Jump to navigation Jump to search
HexacyanidoferratIII 2.svg
IUPAC name
iron(3+) hexacyanide
Systematic IUPAC name
Other names
ferric hexacyanide; hexacyanidoferrate(3-); hexacyanoferrate(III)
3D model (JSmol)
Except where otherwise noted, data are given for materials in their standard state (at 25 °C [77 °F], 100 kPa).
☑Y verify (what is ☑Y☒N ?)
Infobox references

Ferricyanide is the anion [Fe(CN)6]3−.  It is also called hexacyanoferrate(III) and in rare, but systematic nomenclature, hexacyanidoferrate(III). The most common salt of this anion is potassium ferricyanide, a red crystalline material that is used as an oxidant in organic chemistry.[1]

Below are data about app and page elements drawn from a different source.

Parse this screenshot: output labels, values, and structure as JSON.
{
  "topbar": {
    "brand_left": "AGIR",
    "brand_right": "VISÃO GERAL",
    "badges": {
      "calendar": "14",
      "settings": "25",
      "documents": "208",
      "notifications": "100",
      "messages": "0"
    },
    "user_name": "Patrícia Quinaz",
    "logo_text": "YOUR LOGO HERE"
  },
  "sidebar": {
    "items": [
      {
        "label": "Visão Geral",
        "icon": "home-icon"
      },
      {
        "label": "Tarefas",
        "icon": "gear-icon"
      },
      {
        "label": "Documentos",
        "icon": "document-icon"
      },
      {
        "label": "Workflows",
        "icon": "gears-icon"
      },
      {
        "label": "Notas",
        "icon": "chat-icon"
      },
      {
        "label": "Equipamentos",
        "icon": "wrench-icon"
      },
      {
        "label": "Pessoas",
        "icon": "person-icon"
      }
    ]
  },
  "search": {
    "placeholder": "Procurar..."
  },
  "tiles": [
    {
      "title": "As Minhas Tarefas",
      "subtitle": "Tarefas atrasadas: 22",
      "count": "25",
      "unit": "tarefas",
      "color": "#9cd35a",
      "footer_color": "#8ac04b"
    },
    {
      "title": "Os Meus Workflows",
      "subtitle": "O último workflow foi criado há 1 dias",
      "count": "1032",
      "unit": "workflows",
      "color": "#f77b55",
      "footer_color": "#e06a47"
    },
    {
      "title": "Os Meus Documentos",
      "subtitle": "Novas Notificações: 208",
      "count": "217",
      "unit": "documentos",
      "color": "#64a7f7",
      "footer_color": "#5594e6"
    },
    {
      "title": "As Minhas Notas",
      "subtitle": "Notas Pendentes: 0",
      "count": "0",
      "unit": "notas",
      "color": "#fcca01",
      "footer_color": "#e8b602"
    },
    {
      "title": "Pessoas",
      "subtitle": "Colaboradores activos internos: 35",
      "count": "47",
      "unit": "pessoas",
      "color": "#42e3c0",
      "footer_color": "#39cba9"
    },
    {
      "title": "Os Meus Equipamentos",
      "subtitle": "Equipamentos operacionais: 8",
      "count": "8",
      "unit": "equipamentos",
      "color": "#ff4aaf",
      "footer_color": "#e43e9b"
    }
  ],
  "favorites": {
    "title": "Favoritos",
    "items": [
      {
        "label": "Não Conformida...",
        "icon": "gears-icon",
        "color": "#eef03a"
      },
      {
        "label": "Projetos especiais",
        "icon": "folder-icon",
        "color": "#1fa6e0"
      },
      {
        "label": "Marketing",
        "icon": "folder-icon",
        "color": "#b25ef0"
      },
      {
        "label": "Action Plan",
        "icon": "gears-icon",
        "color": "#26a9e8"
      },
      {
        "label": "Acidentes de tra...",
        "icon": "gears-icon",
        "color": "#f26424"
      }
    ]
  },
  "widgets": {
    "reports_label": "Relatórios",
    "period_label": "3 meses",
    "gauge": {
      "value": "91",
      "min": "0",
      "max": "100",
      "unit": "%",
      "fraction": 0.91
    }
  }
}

[Fe(CN)6]3− consists of a Fe3+ center bound in octahedral geometry to six cyanide ligands. The complex has Oh symmetry. The iron is low spin and easily reduced to the related ferrocyanide ion [Fe(CN)6]4−, which is a ferrous (Fe2+) derivative. This redox couple is reversible and entails no making or breaking of Fe-C bonds:

[Fe(CN)6]3− + e ⇌ [Fe(CN)6]4−

This redox couple is a standard in electrochemistry.

Compared to normal cyanides like potassium cyanide, ferricyanides are much less toxic because of the tight hold of the CN to the Fe3+. They do react with mineral acids, however, to release highly toxic hydrogen cyanide gas.


Treatment of ferricyanide with ferrous (Iron (II)) salts affords the brilliant, long-lasting pigment Prussian blue, the traditional color of blueprints.

See also[edit]


  1. ^ Gail, E.; Gos, S.; Kulzer, R.; Lorösch, J.; Rubo, A.; Sauer, M.; Kellens, R.; Reddy, J.; Steier, N.; Hasenpusch, W. (October 2011). "Cyano Compounds, Inorganic". Ullmann's Encyclopedia of Industrial Chemistry. Weinheim: Wiley-VCH. doi:10.1002/14356007.a08_159.pub3.